Director: Jis Joy
Cast: Kunchakko Boban, Siddique, Anarkali Nazar, KPAC Lalitha, Vinay Forrt
In director Jis Joy’s films, conflicts in the narratives are resolved using a saccharine-coated placebo. All it takes for complex problems to disappear is a two-minute spiel on the topic “How to stop being sad and succeed in life” delivered by a venerable relative or a stranger posing like a philosopher. While there is no conclusive evidence, one could suspect that the director does this because real-world solutions require powerful and insightful writing and much more superior filmmaking.
Mohankumar Fans, his fourth and the clumsiest film, has a central premise that isn’t strong enough to hold a feature-length movie. Mohan Kumar (Siddique), a former superstar, returns to the limelight after 30 years with an arthouse film that garners great reviews. The man is disheartened when the film, despite its commercial success, is removed from the theatres to accommodate more high-profile entertainers. That is when his friends and family begin a National Award buzz which might, for those who aren’t familiar with Jis Joy’s tacky feel-good dramas, sound like a practical joke.
The film, written by Jis Joy based on Bobby-Sanjay’s story, is not interested in delineating its protagonist, Mohan Kumar. Other than overblown lines like “he is a bonafide star!” and “he is a good man!” recited in regular intervals by various sub-characters, we do not see why the man deserves the attention the film pays him. We do not know what kind of actor he used to be. It is not clear why his comeback to the film industry was long-delayed. He isn’t an underdog or a fallen star erred by the film industry. Mohan Kumar has a seemingly good life ﹣a sprawling house that resembles an ad film set, a beautiful daughter who is his greatest cheerleader and a group of friends and subordinates who would do anything for him.

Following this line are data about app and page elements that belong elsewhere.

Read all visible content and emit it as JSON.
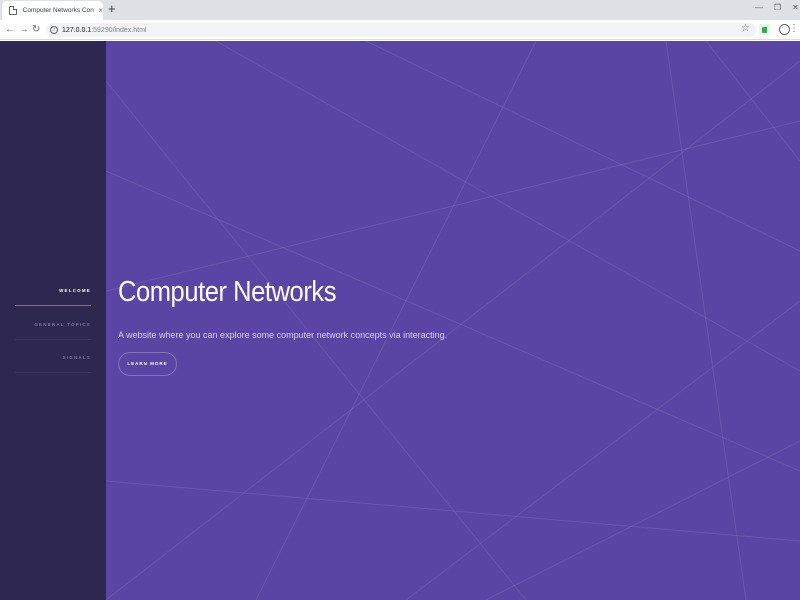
{
  "browser": {
    "tab_title": "Computer Networks Concepts",
    "tab_close": "×",
    "new_tab": "+",
    "url_host": "127.0.0.1",
    "url_rest": ":59290/index.html",
    "window_controls": [
      "—",
      "❐",
      "✕"
    ],
    "nav": {
      "back": "←",
      "forward": "→",
      "reload": "↻"
    },
    "star": "☆",
    "menu": "⋮",
    "info": "i"
  },
  "sidebar": {
    "items": [
      {
        "label": "WELCOME",
        "active": true
      },
      {
        "label": "GENERAL TOPICS",
        "active": false
      },
      {
        "label": "SIGNALS",
        "active": false
      }
    ]
  },
  "hero": {
    "title": "Computer Networks",
    "subtitle": "A website where you can explore some computer network concepts via interacting.",
    "button_label": "LEARN MORE"
  },
  "colors": {
    "sidebar_bg": "#2e2850",
    "main_bg": "#5b45a4",
    "active_underline": "#7c63c9",
    "text_active": "#ffffff",
    "text_inactive": "#7b7499"
  }
}
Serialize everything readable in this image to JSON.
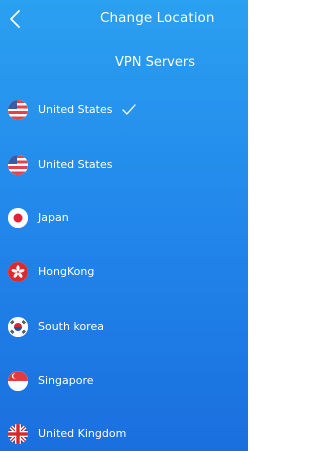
{
  "header": {
    "title": "Change Location",
    "back_icon": "chevron-left-icon"
  },
  "section": {
    "title": "VPN Servers"
  },
  "servers": [
    {
      "name": "United States",
      "flag": "us",
      "selected": true
    },
    {
      "name": "United States",
      "flag": "us",
      "selected": false
    },
    {
      "name": "Japan",
      "flag": "jp",
      "selected": false
    },
    {
      "name": "HongKong",
      "flag": "hk",
      "selected": false
    },
    {
      "name": "South korea",
      "flag": "kr",
      "selected": false
    },
    {
      "name": "Singapore",
      "flag": "sg",
      "selected": false
    },
    {
      "name": "United Kingdom",
      "flag": "gb",
      "selected": false
    }
  ],
  "colors": {
    "background_top": "#2aa0f0",
    "background_bottom": "#1a6fde",
    "text": "#ffffff"
  }
}
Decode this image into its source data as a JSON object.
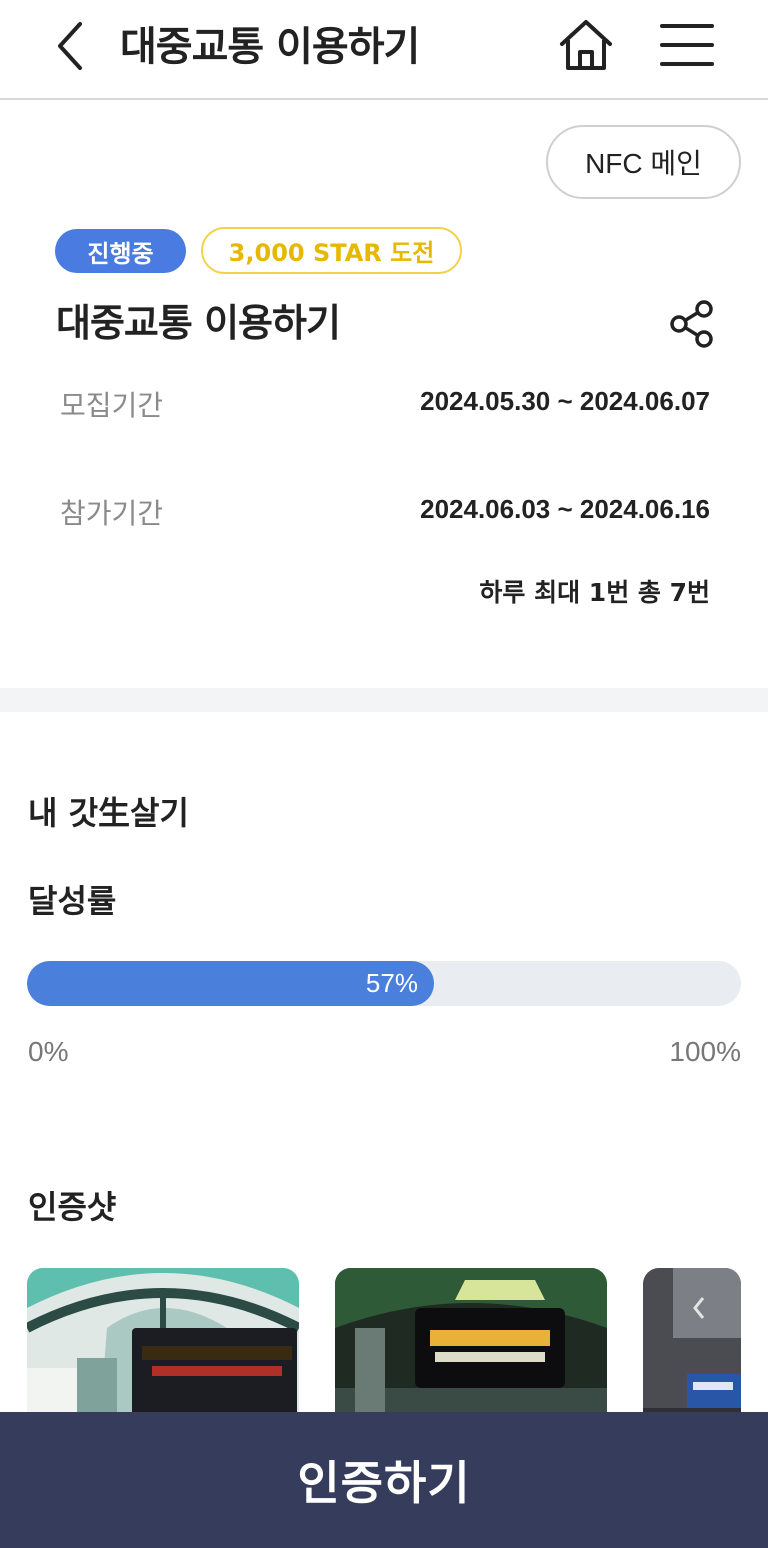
{
  "header": {
    "title": "대중교통 이용하기",
    "icons": {
      "back": "back-arrow-icon",
      "home": "home-icon",
      "menu": "menu-icon"
    }
  },
  "nfc_button": {
    "label": "NFC 메인"
  },
  "event": {
    "status_badge": "진행중",
    "reward_badge": "3,000 STAR 도전",
    "title": "대중교통 이용하기",
    "share_icon": "share-icon",
    "recruit": {
      "label": "모집기간",
      "value": "2024.05.30 ~ 2024.06.07"
    },
    "participate": {
      "label": "참가기간",
      "value": "2024.06.03 ~ 2024.06.16",
      "limit": "하루 최대 1번 총 7번"
    }
  },
  "my_section": {
    "title": "내 갓生살기",
    "progress_title": "달성률",
    "progress_percent": 57,
    "progress_label": "57%",
    "scale_min": "0%",
    "scale_max": "100%"
  },
  "proof_section": {
    "title": "인증샷",
    "photos": [
      "bus-stop-photo",
      "bus-display-photo",
      "street-sign-photo"
    ]
  },
  "cta": {
    "label": "인증하기"
  },
  "colors": {
    "accent_blue": "#4a7be0",
    "star_yellow": "#f2d24b",
    "cta_navy": "#363c5c",
    "progress_track": "#e9edf2"
  }
}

Mohan Kumar Fans doesn’t display any understanding of the film industry it sets itself around. In a scene, a set of senior members of the film industry, who claims to have been part of Malayalam cinema’s golden years, huddle around a table and wonder how to furnish an application for a national award. An arthouse film’s failure to sustain its theatrical run, especially in a busy Christmas week when there is a gush of mainstream releases in the waiting, is an occurrence so common that it should not come as a surprise to anyone who understands the working of the film industry. Jis Joy exaggerates the emotional consequence of the incident and creates a long-winded soppy episode.
The film is shot like a shoddy soap opera, with the camera plainly capturing everything written in the script. Every frame is murkily lit and excessively packaged. Sometimes a mere raise of an eyebrow initiates a piece of upbeat music. There are several pointless supporting characters, like the one played by Kunchakko Boban. The actor is Krishnanunni, an aspiring playback singer and a part-time chauffeur who becomes the closest confidante of Mohan Kumar within a short period. When he is not performing mediocre songs or dancing to abominable tracks in a music reality show, Krishnanunni drives Mohan Kumar around and harps on about the power of positive thinking like a self-help guru. KPAC Lalitha plays Krishnanunni’s aunt who, for no real reason, recites to his nephew cheesy motivational lines. In a different and better film, Krishnanunni’s relationship with Mohan Kumar would have been a pivotal plot track. Here, it is non-existent.
Jis Joy’s barely cinematic yet commercially successful films endorse the sentiments of a large, apolitical audience that believes the real function of art is to connect to the lowest common denominator. Formally resembling small-screen ad films or teleserials, these films are diagonally opposite to the new, rapidly evolving Malayalam cinema. He self-plagiarises and narrates apolitical stories which are far-removed from the socio-political realities of the space where they take place. His characters live in majestic ancestral houses and display cliched signs of bygone prosperity like an ambassador car. In Sunday Holiday and Vijay Superum Pournamiyum, he placed an empowered woman in the foreground and played to a sexist gallery in the background. In Mohan Kumar Fans, a divisionist caste-based organisation makes an appearance twice, like a brand carefully placed inside a movie frame as part of its marketing programme.
Slight, dull and sans any cinematic merit, Mohan Kumar Fans is a definite sign that Jis Joy has exhausted his vault.
The Mohan Kumar Fans review is a Silverscreen original article. It was not paid for or commissioned by anyone associated with the film. Silverscreenindia.com and its writers do not have any commercial relationship with movies that are reviewed on the site.